The other Bellas are a mixed bag. Super-positive Chloe (Brittany Snow) is just pathetic this time around, two of the girls are so nondescript that even Becca can’t tell them apart, and Cynthia Rose (Ester Dean) is simply a source of lazy lesbian jokes. While the mad ravings of soft-spoken Lily (Hana Mae Lee) are still amusing, there’s the problematic Flo (Chrissie Fit), a Guatemalan refugee whose every line of dialogue is simply mean-spirited stereotype humor. There’s also a new freshman Bella, Emily (Hailee Steinfeld),whose chief character trait is that she is exceptionally dull. Steinfeld is a fine young actress, but she’s given no character to play here, which makes the film’s unsubtle attempts to groom her as franchise lead (the established actors have already aged out) pretty bewildering. It makes sense to start rotating in new blood if this series is going to go for the long haul, but Emily doesn’t even seem to fit the sardonic universe of Pitch Perfect–she seems like a freshly-scrubbed teen on loan from the Disney Channel.

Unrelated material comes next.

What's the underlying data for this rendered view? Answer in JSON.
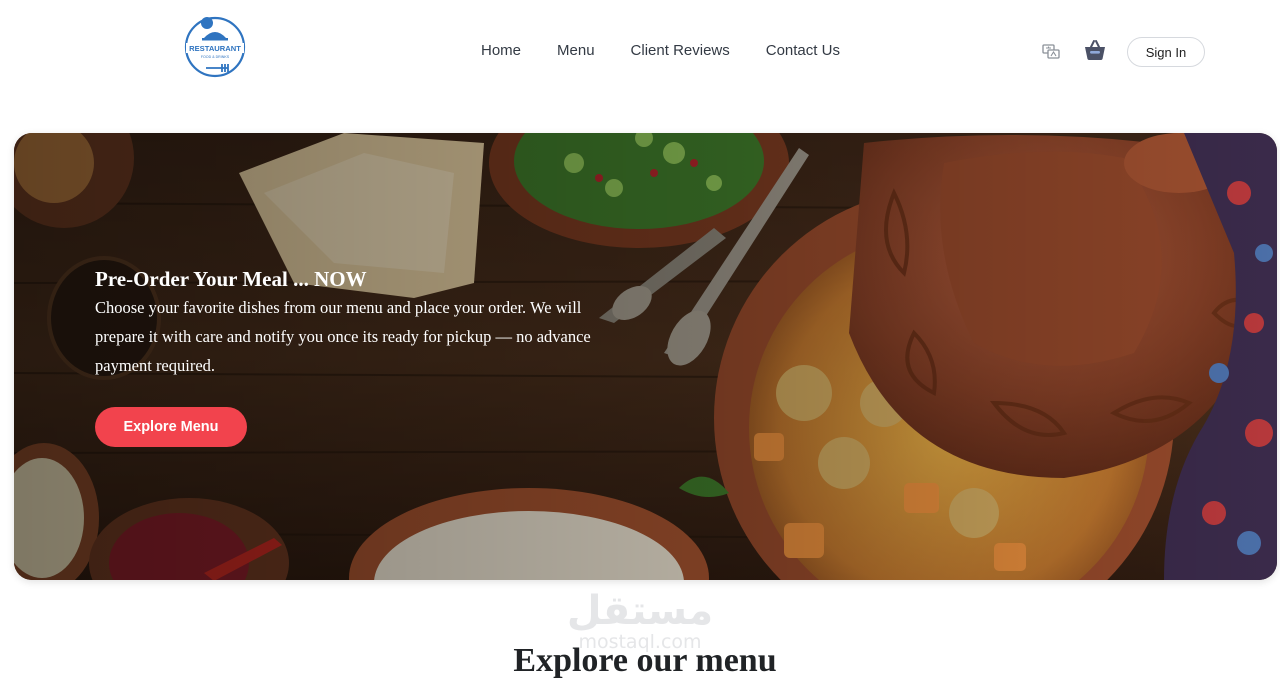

PP2 was helmed by Elizabeth Banks, making a welcome feature directorial debut (Banks also reprises her role as one of a pair of very funny color commentators, along with John Michael Higgins). She has a future ahead of her as a director, but the film’s busy camerawork and over-editing occasionally obscure the choreography and sap some of the energy; even the climactic number is iffy when it should be triumphant. It’s hard to blame her for the movie’s flaws, though: despite some funny moments and truly terrific song-and-dance numbers, Pitch Perfect 2 is a calculated encore that feels a little too much like a shrug. It never comes up with a fully-realized reason to exist, but all the same I’m happy that it does. In other words, it’s sort of a middling aca-mplishment.